=== TASK BRIEF ===
Every line below that holds the string "JSON" must be copied.

=== GIVEN ENTRIES ===
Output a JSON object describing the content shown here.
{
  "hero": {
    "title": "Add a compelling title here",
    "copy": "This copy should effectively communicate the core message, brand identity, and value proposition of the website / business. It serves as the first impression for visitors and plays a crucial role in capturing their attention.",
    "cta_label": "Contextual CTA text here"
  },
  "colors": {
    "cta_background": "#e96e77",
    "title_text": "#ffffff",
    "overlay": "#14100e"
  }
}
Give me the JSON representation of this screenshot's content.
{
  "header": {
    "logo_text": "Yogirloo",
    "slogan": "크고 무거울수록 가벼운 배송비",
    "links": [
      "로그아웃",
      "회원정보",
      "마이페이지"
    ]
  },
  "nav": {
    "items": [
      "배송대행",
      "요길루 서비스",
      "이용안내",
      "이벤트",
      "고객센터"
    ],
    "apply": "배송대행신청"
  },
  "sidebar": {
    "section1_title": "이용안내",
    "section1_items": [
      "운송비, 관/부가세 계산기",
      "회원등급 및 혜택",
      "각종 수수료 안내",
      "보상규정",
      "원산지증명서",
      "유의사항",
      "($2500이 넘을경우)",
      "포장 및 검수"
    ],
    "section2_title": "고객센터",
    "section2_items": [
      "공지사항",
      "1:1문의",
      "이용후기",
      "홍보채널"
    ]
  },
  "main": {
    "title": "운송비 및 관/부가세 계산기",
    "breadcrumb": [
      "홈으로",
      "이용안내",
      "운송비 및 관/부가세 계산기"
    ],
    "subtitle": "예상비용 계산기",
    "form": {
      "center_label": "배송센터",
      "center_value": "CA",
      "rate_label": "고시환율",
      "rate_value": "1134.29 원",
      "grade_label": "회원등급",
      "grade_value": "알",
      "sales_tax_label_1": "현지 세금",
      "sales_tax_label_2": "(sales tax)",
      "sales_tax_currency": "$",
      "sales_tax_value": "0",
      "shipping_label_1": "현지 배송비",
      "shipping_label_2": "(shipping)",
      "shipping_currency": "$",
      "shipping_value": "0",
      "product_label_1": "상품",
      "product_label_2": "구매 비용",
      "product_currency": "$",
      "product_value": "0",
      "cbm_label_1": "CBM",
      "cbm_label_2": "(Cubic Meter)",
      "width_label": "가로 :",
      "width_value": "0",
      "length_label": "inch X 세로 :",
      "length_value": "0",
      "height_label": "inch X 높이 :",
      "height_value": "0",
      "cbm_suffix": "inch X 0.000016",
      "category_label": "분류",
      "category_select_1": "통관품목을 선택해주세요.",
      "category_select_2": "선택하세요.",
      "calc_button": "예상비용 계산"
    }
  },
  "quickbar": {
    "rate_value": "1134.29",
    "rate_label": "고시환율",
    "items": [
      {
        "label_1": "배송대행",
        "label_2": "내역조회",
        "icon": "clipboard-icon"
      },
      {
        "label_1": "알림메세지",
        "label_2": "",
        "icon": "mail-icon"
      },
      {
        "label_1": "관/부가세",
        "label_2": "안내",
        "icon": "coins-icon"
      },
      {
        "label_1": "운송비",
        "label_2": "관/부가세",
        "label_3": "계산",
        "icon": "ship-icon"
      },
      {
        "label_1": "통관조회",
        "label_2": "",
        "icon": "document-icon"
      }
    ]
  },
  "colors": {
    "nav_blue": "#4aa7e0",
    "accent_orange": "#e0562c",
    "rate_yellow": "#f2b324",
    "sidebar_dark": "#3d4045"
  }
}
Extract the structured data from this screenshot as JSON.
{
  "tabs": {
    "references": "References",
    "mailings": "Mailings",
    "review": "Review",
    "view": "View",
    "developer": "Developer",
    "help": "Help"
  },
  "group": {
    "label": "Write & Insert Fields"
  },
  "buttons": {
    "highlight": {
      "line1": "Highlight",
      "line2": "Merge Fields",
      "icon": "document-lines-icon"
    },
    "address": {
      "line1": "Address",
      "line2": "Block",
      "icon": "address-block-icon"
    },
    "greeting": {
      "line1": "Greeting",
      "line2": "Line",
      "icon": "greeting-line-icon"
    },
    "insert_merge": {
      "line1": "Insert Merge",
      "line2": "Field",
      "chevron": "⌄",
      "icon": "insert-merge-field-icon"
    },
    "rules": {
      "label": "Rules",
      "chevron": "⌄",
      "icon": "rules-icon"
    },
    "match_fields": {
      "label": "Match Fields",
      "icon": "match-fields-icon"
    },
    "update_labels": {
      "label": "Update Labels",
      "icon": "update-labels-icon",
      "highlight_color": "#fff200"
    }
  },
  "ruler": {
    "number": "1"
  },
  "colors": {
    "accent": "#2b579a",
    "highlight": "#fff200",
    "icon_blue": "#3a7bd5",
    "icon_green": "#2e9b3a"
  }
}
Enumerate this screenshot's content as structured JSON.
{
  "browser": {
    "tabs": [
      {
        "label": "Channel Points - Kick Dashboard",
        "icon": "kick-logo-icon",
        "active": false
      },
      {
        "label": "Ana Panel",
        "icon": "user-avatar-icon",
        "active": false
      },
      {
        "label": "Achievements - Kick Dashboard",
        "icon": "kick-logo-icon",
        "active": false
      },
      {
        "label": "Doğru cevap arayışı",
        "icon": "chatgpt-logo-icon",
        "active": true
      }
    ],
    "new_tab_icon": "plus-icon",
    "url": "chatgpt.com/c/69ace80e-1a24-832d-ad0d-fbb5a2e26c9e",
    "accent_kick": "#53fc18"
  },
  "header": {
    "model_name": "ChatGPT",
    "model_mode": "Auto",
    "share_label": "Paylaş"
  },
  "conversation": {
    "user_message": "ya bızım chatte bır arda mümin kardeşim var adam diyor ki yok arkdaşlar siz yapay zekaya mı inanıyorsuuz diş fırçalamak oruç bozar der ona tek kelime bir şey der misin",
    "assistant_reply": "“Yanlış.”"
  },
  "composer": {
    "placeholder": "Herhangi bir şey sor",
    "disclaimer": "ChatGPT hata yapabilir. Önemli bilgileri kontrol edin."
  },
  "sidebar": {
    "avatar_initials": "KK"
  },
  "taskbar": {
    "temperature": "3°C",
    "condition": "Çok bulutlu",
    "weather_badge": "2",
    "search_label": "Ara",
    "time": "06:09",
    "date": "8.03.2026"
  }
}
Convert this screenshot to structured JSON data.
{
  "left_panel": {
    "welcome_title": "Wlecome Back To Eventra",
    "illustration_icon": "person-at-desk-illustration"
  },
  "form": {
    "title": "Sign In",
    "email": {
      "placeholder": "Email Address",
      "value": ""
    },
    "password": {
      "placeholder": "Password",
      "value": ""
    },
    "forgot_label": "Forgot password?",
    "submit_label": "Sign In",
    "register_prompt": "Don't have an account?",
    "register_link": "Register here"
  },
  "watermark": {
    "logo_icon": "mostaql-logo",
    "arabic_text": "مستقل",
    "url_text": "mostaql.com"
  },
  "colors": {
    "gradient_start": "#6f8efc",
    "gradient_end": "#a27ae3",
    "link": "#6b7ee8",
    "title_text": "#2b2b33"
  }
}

=== PROBLEM SOLUTION ===
Output a JSON object describing the content shown here.
Give me the JSON representation of this screenshot's content.
Extract the structured data from this screenshot as JSON.
Enumerate this screenshot's content as structured JSON.
Convert this screenshot to structured JSON data.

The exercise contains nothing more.